Desilu had become the world's largest studio. But as the business grew ever larger, Arnaz and Ball drifted apart, ending their 20-year marriage in 1960, and split-ting their interests in Desilu. In 1962, Ball bought Arnaz's share in the company, and he retired for a short time to his horse-breeding farm. Both later married others, and Desi returned televi-sion, forming an independent production company and making occasional guest appearances. Desilu was purchased by Gulf Western Industries in 1967. Desi Arnaz died in 1986 and Lucille Ball in 1989. I Love Lucy is still popular with television audiences today, thanks to the pioneering production techniques of Desilu.

-B. R. Smith


Desi Arnaz with Lucille Ball

DESI (Desiderio Alberto, III) ARNAZ. Born in Santiago, Cuba, 2 March 1917. Attended Colegio Delores, Jesuit Preparatory School, Santiago, Cuba. United States Medical Corps., 1943-45. Married (1) Lucille Ball, 30 November 1940 (divorced, 1960), children: Lucie Desiree, Desiderio Alberto, IV (Desi, Jr.). Began entertainment career as singer, with Xavier Cugat Band, 1935-36; formed own band at The Conga Club, Miami, Florida, 1938, height of the "conga craze"; Broadway musical debut, Too Many Girls, 1939; RKO film version of the musical, 1940; music director for the Bob Hope radio show, 1946-47; performed with Ball in radio show, My Favorite Husband, 1947-50; produced pilot for I Love Lucy with own funds, 1951; performed as Ricky Ricardo, I Love Lucy, 1951-57; president and co-founder, Desilu Productions, 1951-62. Recipient: Best Performance of the Month, Photoplay Magazine, 1943, for Bataan. Died in Del Mar, California 2 December 1986.


1951-57 I Love Lucy (actor, producer)
1958-60 Westinghouse Playhouse (producer)
1962-65, 67 The Lucy-Desi Comedy Hour (actor, producer)


Too Many Girls (1940); Father Takes a Wife (1941); The Navy Comes Through (1942); Four Jacks and a Jill (1942); Bataan (1943); Holiday in Havana (1949); Cuban Pete (1950); The Long, Long Trailer (1954); Forever Darling (1956); The Escape Artist (1982).

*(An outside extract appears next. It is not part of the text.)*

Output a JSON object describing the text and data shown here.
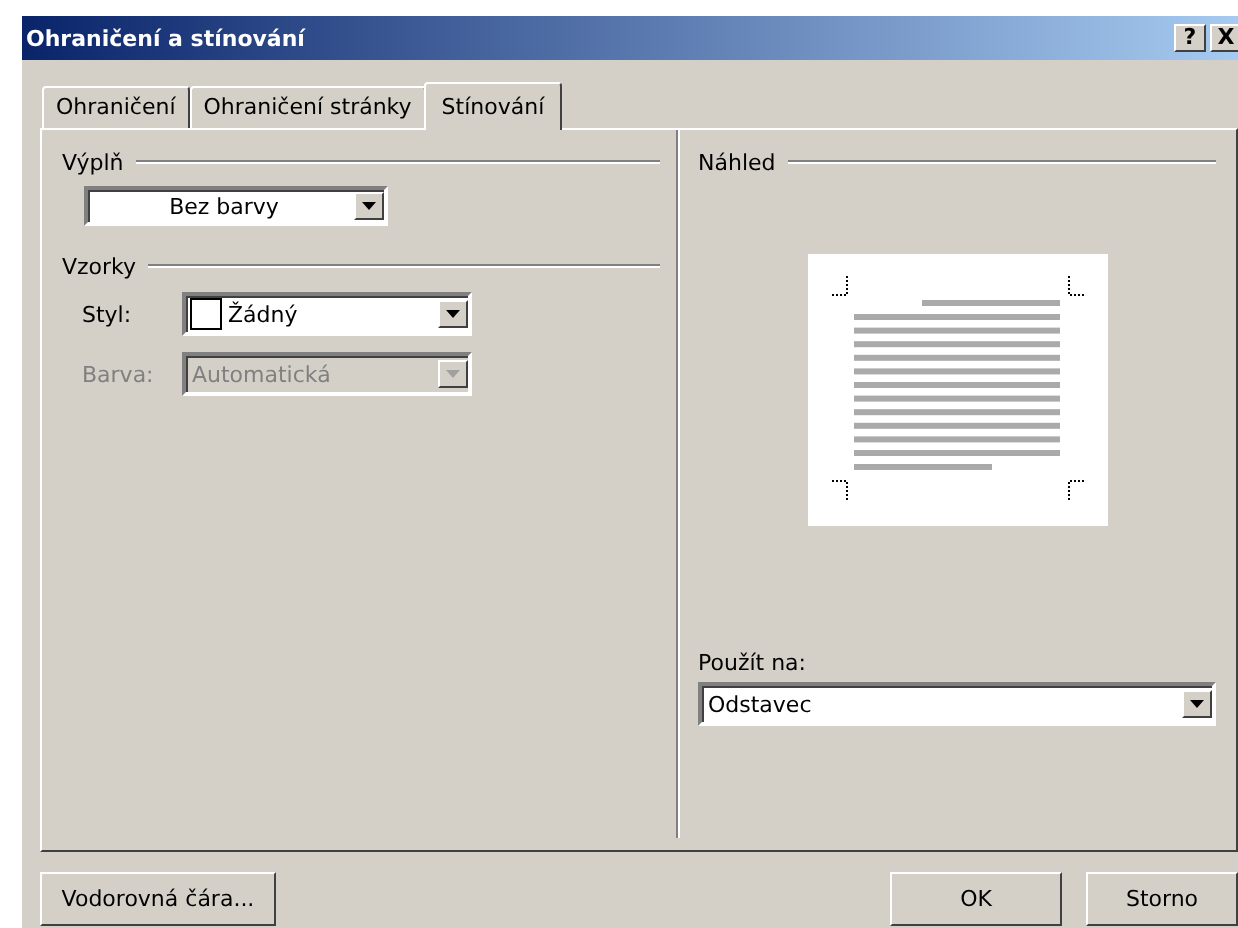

A Book by Arnaz Desi. New York: William Morrow, 1976.


Anderson, Christopher. Hollywood/TV. Austin, Texas: The University of Texas Press, 1994.

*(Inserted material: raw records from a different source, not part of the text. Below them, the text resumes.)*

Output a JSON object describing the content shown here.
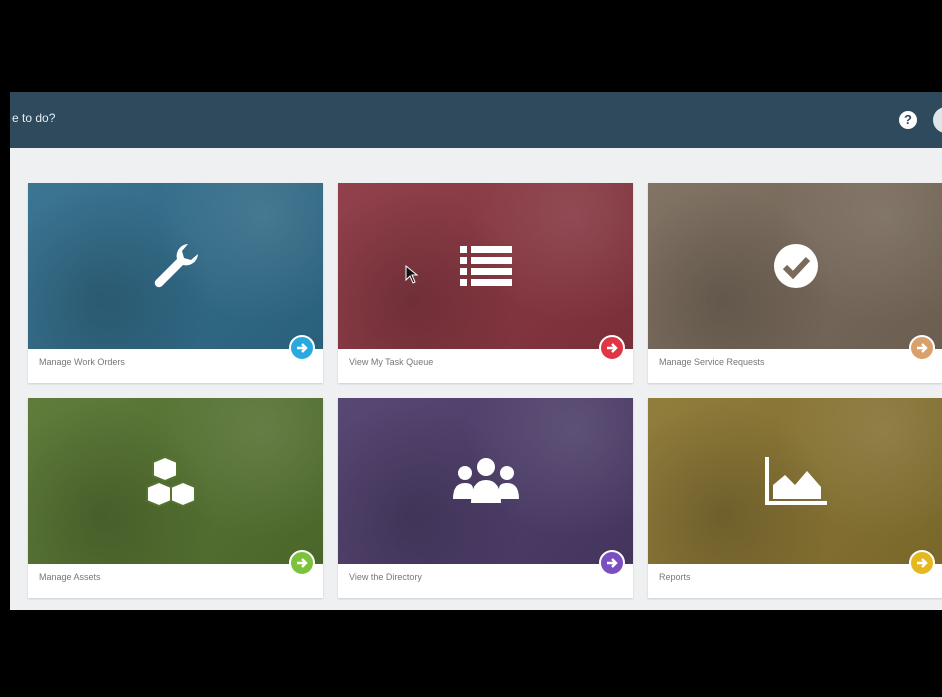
{
  "header": {
    "title": "e to do?",
    "help_label": "?"
  },
  "cards": [
    {
      "label": "Manage Work Orders",
      "color": "#2f6d8c",
      "accent": "#2aa9e0",
      "icon": "wrench-icon"
    },
    {
      "label": "View My Task Queue",
      "color": "#8b3540",
      "accent": "#e03545",
      "icon": "list-icon"
    },
    {
      "label": "Manage Service Requests",
      "color": "#7a6b5b",
      "accent": "#d9a06b",
      "icon": "check-circle-icon"
    },
    {
      "label": "Manage Assets",
      "color": "#55742f",
      "accent": "#7cc23a",
      "icon": "cubes-icon"
    },
    {
      "label": "View the Directory",
      "color": "#4d3c6b",
      "accent": "#7a4fc0",
      "icon": "users-icon"
    },
    {
      "label": "Reports",
      "color": "#8a7530",
      "accent": "#e6b820",
      "icon": "area-chart-icon"
    }
  ]
}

Andrews, Bart. The "I Love Lucy" Book. New York: Doubleday, 1985.

Andrews, Bart, and Thomas J. Watson. Loving Lucy. New York: St. Martin's, 1980.

Brady, Kathleen. Lucille: The Life of Lucille Ball. New York: Hyperion, 1994.

Firmat, Gustavo Perez. Life On the Hyphen: The Cuban-American Way. Austin, Texas: University of Texas Press, 1994.

Harris, Warren G. Lucy & Desi: The Legendary Love Story of Television's Most Famous Couple. New York: Simon & Schuster, 1991.

Higham, Charles. Lucy: The Life of Lucille Ball. New York: St. Martin's, 1986.

Sanders, Coyne Steven, and Tom Gilbert. Desilu: The Story of Lucille Ball and Desi Arnaz. New York: Morrow 1993.

Schatz, Thomas. "Desilu, I Love Lucy, and the Rise of Network TV." In, Thompson, Robert, and Gary Burns, editors, Making Television: Authorship and the Production Process. New York: Praeger, 1990.

See also Ball, Lucille; I Love Lucy; Independent Production Companies; Westinghouse-Desilu Playhouse